→ **Dataset records**:
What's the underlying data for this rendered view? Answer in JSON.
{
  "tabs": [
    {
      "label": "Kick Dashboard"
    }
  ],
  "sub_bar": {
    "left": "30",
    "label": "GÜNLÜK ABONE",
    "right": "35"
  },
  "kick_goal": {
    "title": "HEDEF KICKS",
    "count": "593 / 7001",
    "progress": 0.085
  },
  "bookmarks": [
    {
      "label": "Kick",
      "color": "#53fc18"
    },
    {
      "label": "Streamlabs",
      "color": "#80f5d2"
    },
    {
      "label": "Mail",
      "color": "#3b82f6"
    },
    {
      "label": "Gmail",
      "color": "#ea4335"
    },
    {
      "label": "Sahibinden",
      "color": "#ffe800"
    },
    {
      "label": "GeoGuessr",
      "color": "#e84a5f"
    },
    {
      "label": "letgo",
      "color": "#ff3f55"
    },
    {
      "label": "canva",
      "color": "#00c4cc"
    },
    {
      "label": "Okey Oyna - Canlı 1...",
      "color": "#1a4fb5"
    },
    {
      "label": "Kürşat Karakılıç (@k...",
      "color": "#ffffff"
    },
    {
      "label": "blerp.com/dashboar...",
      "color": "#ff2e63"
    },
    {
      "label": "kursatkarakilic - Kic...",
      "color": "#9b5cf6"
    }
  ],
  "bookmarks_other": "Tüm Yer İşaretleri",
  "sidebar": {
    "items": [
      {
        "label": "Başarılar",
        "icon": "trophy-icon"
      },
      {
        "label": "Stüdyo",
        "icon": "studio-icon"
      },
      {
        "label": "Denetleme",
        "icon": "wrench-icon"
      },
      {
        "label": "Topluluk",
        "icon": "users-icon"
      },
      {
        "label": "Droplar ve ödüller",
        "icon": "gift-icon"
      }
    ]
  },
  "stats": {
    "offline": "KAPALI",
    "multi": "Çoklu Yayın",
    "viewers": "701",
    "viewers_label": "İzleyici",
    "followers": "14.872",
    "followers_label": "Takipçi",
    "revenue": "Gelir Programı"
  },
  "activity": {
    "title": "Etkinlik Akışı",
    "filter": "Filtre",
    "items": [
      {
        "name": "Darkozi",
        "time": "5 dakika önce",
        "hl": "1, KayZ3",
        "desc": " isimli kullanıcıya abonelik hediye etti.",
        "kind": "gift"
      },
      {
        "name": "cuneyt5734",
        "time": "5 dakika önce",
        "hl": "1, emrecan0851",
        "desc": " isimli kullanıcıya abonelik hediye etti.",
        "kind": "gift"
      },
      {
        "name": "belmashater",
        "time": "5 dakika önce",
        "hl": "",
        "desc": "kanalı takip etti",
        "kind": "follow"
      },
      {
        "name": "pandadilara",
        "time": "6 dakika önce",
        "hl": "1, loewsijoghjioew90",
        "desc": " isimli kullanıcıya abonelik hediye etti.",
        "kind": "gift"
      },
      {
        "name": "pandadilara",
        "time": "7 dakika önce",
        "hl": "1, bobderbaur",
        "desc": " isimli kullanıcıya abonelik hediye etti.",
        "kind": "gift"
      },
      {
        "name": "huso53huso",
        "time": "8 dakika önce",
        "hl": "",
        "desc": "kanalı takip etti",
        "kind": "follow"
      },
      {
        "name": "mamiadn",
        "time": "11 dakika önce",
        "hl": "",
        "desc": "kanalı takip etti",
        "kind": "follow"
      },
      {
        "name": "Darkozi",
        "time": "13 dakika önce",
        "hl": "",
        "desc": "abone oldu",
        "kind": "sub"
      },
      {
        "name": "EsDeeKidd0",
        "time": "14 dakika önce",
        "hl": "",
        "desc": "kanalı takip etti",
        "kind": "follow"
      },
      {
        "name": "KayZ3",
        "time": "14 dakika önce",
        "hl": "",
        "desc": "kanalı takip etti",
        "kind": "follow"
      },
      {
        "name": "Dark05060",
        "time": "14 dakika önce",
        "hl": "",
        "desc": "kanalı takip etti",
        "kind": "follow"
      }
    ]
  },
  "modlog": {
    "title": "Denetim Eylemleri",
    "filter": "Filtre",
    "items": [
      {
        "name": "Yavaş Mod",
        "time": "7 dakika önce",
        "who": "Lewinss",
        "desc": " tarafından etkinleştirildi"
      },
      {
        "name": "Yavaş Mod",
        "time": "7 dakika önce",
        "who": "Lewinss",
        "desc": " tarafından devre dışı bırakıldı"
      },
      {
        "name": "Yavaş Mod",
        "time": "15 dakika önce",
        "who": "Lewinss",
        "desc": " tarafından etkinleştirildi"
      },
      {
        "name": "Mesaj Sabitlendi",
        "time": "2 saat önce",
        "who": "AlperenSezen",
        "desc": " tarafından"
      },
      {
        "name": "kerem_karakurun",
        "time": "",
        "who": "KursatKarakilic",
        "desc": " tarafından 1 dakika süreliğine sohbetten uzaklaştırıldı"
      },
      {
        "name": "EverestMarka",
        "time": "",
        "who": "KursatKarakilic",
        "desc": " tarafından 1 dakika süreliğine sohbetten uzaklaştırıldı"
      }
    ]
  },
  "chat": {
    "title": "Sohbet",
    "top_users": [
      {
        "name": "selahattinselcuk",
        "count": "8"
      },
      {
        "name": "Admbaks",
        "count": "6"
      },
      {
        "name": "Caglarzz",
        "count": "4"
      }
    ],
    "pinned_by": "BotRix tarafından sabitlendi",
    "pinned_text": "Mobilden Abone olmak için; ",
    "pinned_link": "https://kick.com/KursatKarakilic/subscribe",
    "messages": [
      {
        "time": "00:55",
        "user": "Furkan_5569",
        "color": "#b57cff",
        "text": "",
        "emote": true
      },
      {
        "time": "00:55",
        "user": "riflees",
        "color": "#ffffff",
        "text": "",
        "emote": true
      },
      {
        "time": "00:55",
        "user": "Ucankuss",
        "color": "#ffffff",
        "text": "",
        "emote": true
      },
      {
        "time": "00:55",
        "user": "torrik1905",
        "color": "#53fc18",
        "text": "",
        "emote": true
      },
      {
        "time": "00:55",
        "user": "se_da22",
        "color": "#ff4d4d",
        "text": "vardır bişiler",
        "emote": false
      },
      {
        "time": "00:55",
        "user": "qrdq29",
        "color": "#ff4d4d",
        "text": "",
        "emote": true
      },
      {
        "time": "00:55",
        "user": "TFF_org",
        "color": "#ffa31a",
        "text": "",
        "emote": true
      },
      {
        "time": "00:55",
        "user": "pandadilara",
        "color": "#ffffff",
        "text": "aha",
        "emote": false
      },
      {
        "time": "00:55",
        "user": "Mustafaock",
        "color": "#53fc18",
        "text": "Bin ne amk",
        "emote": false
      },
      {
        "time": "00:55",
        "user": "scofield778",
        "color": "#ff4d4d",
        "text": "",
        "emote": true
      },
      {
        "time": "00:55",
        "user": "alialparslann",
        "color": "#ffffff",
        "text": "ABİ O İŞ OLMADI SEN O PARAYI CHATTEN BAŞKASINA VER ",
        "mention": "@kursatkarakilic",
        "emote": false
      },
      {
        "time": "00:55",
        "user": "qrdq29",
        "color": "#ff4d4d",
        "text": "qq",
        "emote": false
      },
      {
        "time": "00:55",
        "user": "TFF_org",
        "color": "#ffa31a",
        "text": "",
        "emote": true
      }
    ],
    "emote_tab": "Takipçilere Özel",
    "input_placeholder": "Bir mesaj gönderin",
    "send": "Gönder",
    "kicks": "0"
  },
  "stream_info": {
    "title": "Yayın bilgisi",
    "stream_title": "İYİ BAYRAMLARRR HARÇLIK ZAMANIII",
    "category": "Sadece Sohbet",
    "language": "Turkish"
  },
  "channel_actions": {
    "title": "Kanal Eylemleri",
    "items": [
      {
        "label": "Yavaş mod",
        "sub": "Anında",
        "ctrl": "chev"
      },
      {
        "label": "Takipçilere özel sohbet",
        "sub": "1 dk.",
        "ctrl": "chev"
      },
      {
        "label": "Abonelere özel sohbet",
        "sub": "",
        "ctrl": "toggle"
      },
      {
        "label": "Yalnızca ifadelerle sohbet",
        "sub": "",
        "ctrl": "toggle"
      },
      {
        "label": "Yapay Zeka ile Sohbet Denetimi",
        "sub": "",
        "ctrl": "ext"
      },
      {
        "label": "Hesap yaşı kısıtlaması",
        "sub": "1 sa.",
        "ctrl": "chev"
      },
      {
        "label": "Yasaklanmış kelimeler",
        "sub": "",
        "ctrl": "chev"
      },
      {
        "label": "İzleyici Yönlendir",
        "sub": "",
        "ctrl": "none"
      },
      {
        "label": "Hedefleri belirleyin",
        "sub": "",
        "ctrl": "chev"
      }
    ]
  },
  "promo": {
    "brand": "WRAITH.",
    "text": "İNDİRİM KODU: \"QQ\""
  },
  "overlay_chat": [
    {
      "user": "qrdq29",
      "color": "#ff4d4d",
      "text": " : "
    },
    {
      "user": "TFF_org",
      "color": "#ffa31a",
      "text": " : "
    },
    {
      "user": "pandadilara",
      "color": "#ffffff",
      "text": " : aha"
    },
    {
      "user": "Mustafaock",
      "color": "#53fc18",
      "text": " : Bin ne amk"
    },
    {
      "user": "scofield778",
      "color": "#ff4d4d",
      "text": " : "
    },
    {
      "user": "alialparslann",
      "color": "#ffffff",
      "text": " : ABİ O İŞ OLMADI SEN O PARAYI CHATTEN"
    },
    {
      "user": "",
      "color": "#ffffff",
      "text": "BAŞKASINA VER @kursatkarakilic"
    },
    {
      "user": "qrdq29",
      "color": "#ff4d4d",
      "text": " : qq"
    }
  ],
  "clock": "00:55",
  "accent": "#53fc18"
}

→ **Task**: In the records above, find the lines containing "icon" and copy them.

→ **Result**:
        "icon": "trophy-icon"
        "icon": "studio-icon"
        "icon": "wrench-icon"
        "icon": "users-icon"
        "icon": "gift-icon"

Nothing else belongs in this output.